Two-time reigning MVP Nikola Jokic was in the house as was four-time MVP winner LeBron James. So was Russell Westbrook, a former MVP in his own right.
Naturally, it was reserve Lakers guard Austin Reaves who elicited “M-V-P” chants from the Lakers faithful Friday night.
Even as Anthony Davis sat the second half with a foot injury, the Lakers hammered the Nuggets, 126-108, snapping Denver’s three-game winning streak and exposing a defense that’s gashed and wounded.
The Nuggets fell to 17-11 on the season, unintentionally showcasing an undermanned Lakers team for the second time this season. Denver will attempt to re-group ahead of Sunday’s game vs. Charlotte, but fixing a defense this disconnected won’t happen overnight.
Here’s what mattered in Friday’s loss.
The defense: When the Lakers picked up their first win of the season this year back in October, it was because they rained 3-pointers down at an uncharacteristically high clip against Denver’s perimeter defense. Los Angeles entered Friday’s contest as the worst 3-point shooting team in the league at 32%. As such, Denver was well aware the Lakers intended to live in the paint; after the first quarter, they’d already racked up 22 points inside on Denver’s porous, leaky defense.
Entering halftime, the Nuggets had conceded at least 31 points in five of their previous six quarters. The defensive awareness was abysmal. In the third quarter, they limited the Lakers to 29, which qualified as a small victory. In the fourth, the Lakers pummeled Denver for 33.
In the aftermath of Wednesday’s win over Washington, Nuggets coach Michael Malone was blunt in his assessment of the defense.
“You can win regular season games like that, but you’re not going to win a playoff series,” he said. “You’re not going to go deep in the playoffs if your recipe is to outscore teams.”
At some point, Malone said, their high-wire act would bite them.

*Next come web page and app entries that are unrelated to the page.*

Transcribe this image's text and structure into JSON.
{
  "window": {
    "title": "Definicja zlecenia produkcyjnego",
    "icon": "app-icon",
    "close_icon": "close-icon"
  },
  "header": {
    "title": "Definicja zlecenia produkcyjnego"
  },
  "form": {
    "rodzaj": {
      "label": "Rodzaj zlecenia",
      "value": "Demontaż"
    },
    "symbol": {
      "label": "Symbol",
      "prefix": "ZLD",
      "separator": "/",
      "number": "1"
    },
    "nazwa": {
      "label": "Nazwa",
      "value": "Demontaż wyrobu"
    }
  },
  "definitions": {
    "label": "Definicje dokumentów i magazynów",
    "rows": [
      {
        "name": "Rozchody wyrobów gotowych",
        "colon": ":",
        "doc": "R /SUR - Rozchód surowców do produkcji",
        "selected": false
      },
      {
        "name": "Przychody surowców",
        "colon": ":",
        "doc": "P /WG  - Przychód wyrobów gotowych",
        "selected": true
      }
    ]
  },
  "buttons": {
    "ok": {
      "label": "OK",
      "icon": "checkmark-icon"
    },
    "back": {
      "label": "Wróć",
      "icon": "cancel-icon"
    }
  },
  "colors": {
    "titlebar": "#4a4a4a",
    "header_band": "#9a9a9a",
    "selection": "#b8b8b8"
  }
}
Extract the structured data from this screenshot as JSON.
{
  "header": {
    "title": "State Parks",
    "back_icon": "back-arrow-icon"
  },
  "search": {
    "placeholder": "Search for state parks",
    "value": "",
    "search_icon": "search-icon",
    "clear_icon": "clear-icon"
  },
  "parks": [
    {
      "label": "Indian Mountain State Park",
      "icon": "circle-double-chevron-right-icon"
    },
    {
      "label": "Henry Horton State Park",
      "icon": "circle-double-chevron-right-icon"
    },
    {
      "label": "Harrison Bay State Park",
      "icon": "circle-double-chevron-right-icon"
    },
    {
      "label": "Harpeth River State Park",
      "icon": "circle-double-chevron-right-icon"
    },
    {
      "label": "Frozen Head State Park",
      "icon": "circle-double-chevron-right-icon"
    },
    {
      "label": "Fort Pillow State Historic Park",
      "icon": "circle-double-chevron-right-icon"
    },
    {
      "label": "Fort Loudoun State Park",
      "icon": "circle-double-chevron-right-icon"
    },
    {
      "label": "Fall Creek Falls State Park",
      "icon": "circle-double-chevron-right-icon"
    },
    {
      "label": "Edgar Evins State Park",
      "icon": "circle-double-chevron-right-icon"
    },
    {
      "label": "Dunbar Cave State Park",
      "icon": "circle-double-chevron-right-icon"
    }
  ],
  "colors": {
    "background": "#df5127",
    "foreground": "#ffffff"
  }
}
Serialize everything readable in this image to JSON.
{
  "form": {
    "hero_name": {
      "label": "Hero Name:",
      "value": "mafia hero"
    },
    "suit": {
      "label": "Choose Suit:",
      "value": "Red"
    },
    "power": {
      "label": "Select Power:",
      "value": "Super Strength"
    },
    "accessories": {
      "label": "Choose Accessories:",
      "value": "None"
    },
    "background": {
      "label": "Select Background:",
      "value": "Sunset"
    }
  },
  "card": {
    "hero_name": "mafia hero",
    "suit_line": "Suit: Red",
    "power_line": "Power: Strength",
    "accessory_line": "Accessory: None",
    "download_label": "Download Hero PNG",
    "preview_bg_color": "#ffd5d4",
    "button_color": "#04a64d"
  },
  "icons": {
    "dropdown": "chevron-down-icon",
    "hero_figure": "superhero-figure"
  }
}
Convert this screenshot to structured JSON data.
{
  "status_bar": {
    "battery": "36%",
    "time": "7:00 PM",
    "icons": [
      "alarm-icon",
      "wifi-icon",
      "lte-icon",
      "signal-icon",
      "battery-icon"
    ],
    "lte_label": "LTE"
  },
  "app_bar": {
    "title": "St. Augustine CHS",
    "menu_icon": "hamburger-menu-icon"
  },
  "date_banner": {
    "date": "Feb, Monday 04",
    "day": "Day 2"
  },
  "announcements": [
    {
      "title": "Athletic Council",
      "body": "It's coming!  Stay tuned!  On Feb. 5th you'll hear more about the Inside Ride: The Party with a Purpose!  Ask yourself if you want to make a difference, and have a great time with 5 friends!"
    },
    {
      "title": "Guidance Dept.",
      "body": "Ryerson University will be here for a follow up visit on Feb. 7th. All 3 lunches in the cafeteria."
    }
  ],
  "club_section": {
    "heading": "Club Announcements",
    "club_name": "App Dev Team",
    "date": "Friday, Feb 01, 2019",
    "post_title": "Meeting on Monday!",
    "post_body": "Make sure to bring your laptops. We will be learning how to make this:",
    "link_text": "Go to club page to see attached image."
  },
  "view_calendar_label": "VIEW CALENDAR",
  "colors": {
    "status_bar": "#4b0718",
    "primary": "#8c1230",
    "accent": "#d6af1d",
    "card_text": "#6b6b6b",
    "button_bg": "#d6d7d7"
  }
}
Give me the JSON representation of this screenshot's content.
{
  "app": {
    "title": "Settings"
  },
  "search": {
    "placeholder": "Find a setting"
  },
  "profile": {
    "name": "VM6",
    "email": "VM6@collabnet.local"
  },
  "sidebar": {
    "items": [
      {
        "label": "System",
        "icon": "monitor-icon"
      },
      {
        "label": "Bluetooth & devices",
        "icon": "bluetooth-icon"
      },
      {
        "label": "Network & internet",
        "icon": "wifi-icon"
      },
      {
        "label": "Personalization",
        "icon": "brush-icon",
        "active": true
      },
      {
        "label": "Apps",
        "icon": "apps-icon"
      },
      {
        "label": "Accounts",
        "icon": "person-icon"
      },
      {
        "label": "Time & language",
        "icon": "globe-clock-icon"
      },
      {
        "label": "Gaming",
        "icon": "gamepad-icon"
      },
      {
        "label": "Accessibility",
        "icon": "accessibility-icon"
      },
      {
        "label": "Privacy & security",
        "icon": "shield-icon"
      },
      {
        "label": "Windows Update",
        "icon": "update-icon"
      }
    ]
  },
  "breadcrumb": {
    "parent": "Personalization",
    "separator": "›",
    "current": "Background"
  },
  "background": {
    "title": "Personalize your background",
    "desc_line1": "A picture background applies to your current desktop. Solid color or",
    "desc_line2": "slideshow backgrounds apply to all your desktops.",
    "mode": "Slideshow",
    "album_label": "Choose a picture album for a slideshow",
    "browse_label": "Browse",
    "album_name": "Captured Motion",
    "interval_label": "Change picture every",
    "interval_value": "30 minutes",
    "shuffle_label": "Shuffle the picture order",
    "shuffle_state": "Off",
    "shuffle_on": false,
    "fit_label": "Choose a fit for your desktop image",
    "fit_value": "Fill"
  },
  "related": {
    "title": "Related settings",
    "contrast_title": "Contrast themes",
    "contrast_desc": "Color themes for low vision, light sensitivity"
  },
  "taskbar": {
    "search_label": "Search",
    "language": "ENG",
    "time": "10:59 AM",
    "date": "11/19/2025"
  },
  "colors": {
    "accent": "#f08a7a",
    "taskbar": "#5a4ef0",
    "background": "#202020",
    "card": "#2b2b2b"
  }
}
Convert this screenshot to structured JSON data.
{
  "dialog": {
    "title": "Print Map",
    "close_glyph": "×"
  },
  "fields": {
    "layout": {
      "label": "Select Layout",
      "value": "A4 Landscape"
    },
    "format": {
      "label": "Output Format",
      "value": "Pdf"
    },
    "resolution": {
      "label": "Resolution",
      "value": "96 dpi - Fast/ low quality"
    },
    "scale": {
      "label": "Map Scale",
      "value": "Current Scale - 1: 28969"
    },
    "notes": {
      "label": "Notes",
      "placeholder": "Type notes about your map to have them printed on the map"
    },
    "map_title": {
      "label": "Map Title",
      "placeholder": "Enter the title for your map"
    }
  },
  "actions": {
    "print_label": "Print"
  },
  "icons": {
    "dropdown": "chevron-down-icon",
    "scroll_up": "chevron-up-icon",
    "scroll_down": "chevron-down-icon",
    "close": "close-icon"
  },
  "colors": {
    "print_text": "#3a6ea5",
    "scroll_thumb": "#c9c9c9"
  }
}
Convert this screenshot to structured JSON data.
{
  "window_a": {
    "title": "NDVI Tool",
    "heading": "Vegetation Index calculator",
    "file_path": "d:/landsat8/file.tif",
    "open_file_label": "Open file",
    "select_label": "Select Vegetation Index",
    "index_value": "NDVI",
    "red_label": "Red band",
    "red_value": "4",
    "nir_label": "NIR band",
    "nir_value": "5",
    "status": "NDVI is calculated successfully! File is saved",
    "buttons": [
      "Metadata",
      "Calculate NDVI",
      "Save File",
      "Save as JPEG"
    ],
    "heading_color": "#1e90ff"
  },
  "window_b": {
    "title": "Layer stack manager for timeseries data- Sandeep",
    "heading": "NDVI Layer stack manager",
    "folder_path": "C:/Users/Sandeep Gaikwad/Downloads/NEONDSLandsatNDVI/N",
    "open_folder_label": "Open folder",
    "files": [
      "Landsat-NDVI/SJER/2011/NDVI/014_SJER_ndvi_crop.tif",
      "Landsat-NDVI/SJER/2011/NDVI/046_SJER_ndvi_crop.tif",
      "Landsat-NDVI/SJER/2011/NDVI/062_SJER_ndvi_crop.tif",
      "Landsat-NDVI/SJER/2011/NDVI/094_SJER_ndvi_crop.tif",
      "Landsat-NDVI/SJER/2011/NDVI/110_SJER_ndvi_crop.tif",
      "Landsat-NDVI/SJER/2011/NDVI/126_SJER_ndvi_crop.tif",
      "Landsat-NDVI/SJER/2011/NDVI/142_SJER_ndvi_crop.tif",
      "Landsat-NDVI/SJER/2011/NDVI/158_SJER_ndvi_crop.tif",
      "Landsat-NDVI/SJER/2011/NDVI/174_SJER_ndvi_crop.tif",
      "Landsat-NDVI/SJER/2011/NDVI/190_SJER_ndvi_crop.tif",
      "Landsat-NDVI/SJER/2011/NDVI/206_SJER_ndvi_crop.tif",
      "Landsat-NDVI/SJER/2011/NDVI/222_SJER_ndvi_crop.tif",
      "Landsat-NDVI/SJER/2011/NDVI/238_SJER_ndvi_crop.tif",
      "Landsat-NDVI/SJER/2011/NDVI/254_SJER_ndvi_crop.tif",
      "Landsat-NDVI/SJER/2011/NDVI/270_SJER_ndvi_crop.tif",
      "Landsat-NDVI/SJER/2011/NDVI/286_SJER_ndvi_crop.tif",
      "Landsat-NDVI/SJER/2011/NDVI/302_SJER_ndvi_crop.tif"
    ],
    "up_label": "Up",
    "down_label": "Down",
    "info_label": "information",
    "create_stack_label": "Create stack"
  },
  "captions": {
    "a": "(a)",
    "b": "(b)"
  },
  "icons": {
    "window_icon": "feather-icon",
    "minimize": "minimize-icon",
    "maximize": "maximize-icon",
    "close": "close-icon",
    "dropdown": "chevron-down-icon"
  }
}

They completely let go of the rope by the time the fourth quarter was over. The Lakers finished with 64 points in the paint, 28 fastbreak points and 18 second-chance points.
LeBron James flashed every bit of his 37-year-old athleticism as he soared, unimpeded, through the lane numerous times. When Davis didn’t return, reserve Thomas Bryant punished Denver’s unimposing interior. And if it wasn’t the Lakers’ muscle, then it was Reaves or Russell Westbrook torching Denver’s inconsistent second unit. The Lakers bench outscored Denver’s 58-23.
Speaking of the bench: Bones Hyland didn’t bring it on either end of the floor, finishing a game-worst -24. Christian Braun only played meaningful minutes in the first quarter before he was pulled in favor of Davon Reed, who defended well. Only Jeff Green offered reasonable production off the bench. Zeke Nnaji hasn’t played non-garbage minutes in four games, as Malone is still searching for consistency among his reserves.
As Michael Porter Jr. sat for his 11th consecutive game, Bruce Brown slotted in, again, with the starters. Brown’s a glue guy who could help galvanize the bench once Porter returns from his heel injury. Until then, it’s anyone’s guess how, or who, Denver’s bench will play.
Murray’s momentum: Jamal Murray hobbled off the court late in the fourth quarter after an apparent ankle tweak that didn’t appear serious. Most of his 23 points (8-for-16 shooting) came in the second half when the Nuggets made a concerted effort to get him going.
Just when Murray looked like he’d found something, scoring 51 points across two games this last week, he barely registered in Wednesday’s win over Washington. In the first half against the Lakers, he was quiet again and rarely hunting for his shot. He finished the first half with seven points, four assists and four turnovers. It’s the mistakes that are the most curious, as he trumpeted his assured and decisive play a few nights earlier.
Murray’s been staggering with the second unit in an effort to take some playmaking and scoring off of Hyland’s plate. But the result has often been a your-turn, my-turn type of approach rather than a cohesive offense. Granted, the starting unit revolves around an all-time playmaker, but the starting unit’s passing stands in stark contrast to the second unit.
When Hyland walks into a deep, uncontested 3-pointer, occasionally he’ll make it. But those shots completely undermine the offense, and when they miss, there’s a fair chance that the Nuggets will get beat back in transition. Not to mention, those shots are looks Hyland can get any time he wants. For Denver’s second unit to mesh, Hyland and Murray are going to have to co-exist.